━━ The data ━━

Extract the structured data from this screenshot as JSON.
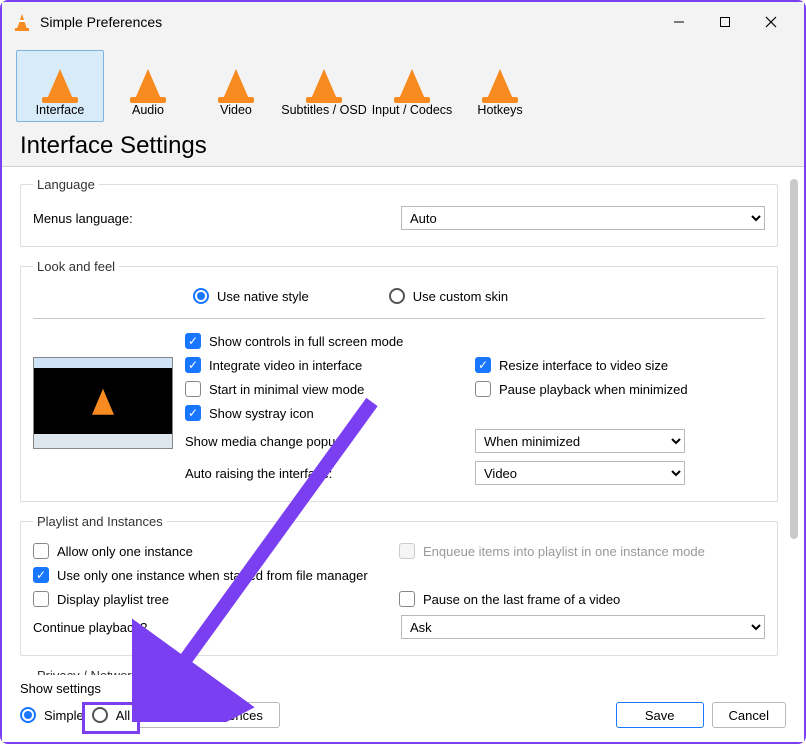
{
  "window": {
    "title": "Simple Preferences"
  },
  "categories": [
    {
      "label": "Interface",
      "selected": true
    },
    {
      "label": "Audio"
    },
    {
      "label": "Video"
    },
    {
      "label": "Subtitles / OSD"
    },
    {
      "label": "Input / Codecs"
    },
    {
      "label": "Hotkeys"
    }
  ],
  "page_title": "Interface Settings",
  "sections": {
    "language": {
      "legend": "Language",
      "menus_language_label": "Menus language:",
      "menus_language_value": "Auto"
    },
    "look_and_feel": {
      "legend": "Look and feel",
      "style_native": "Use native style",
      "style_custom": "Use custom skin",
      "show_controls_fullscreen": "Show controls in full screen mode",
      "integrate_video": "Integrate video in interface",
      "resize_to_video": "Resize interface to video size",
      "start_minimal": "Start in minimal view mode",
      "pause_minimized": "Pause playback when minimized",
      "show_systray": "Show systray icon",
      "media_change_popup_label": "Show media change popup:",
      "media_change_popup_value": "When minimized",
      "auto_raise_label": "Auto raising the interface:",
      "auto_raise_value": "Video"
    },
    "playlist": {
      "legend": "Playlist and Instances",
      "allow_one_instance": "Allow only one instance",
      "enqueue_one_instance": "Enqueue items into playlist in one instance mode",
      "use_one_from_fm": "Use only one instance when started from file manager",
      "display_tree": "Display playlist tree",
      "pause_last_frame": "Pause on the last frame of a video",
      "continue_playback_label": "Continue playback?",
      "continue_playback_value": "Ask"
    },
    "privacy": {
      "legend": "Privacy / Network Interaction"
    }
  },
  "footer": {
    "show_settings_label": "Show settings",
    "simple": "Simple",
    "all": "All",
    "reset": "Reset Preferences",
    "save": "Save",
    "cancel": "Cancel"
  }
}
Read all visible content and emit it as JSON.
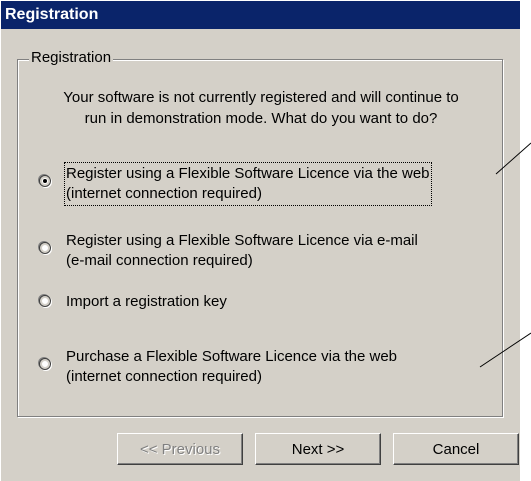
{
  "window": {
    "title": "Registration"
  },
  "group": {
    "legend": "Registration",
    "intro_line1": "Your software is not currently registered and will continue to",
    "intro_line2": "run in demonstration mode.  What do you want to do?"
  },
  "options": [
    {
      "line1": "Register using a Flexible Software Licence via the web",
      "line2": "(internet connection required)",
      "selected": true
    },
    {
      "line1": "Register using a Flexible Software Licence via e-mail",
      "line2": "(e-mail connection required)",
      "selected": false
    },
    {
      "line1": "Import a registration key",
      "line2": "",
      "selected": false
    },
    {
      "line1": "Purchase a Flexible Software Licence via the web",
      "line2": "(internet connection required)",
      "selected": false
    }
  ],
  "buttons": {
    "previous": "<< Previous",
    "next": "Next >>",
    "cancel": "Cancel"
  },
  "colors": {
    "titlebar": "#0a246a",
    "dialog_face": "#d4d0c8"
  }
}
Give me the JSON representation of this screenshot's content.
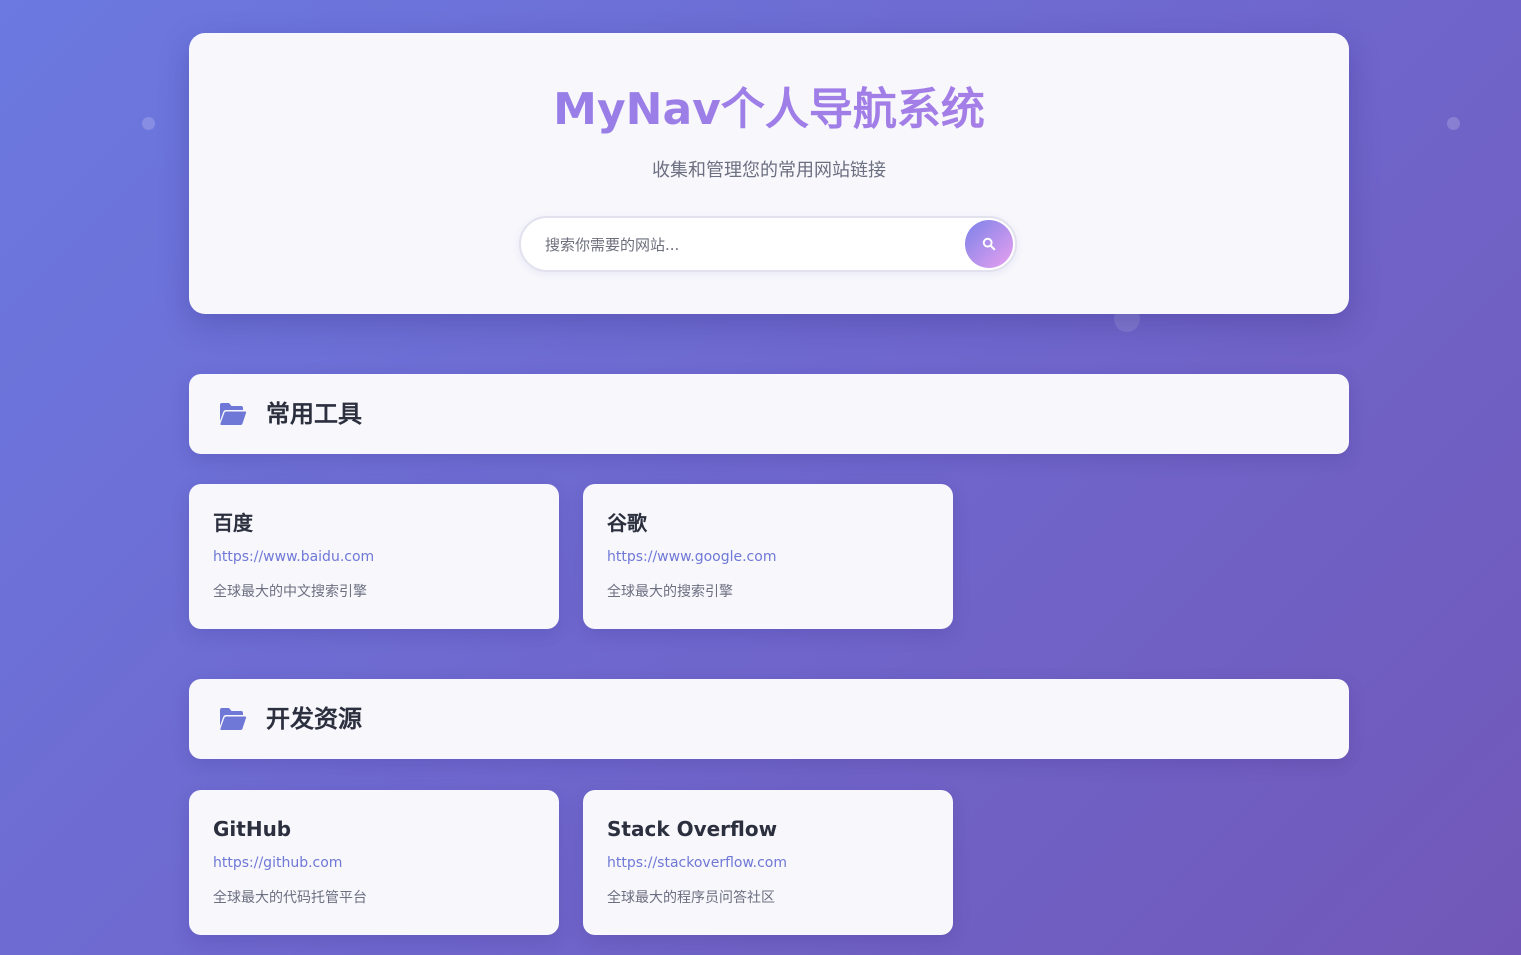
{
  "header": {
    "title": "MyNav个人导航系统",
    "subtitle": "收集和管理您的常用网站链接"
  },
  "search": {
    "placeholder": "搜索你需要的网站...",
    "button_icon": "search-icon"
  },
  "sections": [
    {
      "title": "常用工具",
      "icon": "folder-open-icon",
      "links": [
        {
          "title": "百度",
          "url": "https://www.baidu.com",
          "description": "全球最大的中文搜索引擎"
        },
        {
          "title": "谷歌",
          "url": "https://www.google.com",
          "description": "全球最大的搜索引擎"
        }
      ]
    },
    {
      "title": "开发资源",
      "icon": "folder-open-icon",
      "links": [
        {
          "title": "GitHub",
          "url": "https://github.com",
          "description": "全球最大的代码托管平台"
        },
        {
          "title": "Stack Overflow",
          "url": "https://stackoverflow.com",
          "description": "全球最大的程序员问答社区"
        }
      ]
    }
  ],
  "colors": {
    "accent": "#6f78d6",
    "title_gradient_start": "#8d7ee8",
    "title_gradient_end": "#b07ee6",
    "background_start": "#6b79e0",
    "background_end": "#7158b8"
  }
}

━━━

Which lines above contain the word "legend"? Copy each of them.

      "legend": "Language",
      "legend": "Look and feel",
      "legend": "Playlist and Instances",
      "legend": "Privacy / Network Interaction"
    "legend": "Registration",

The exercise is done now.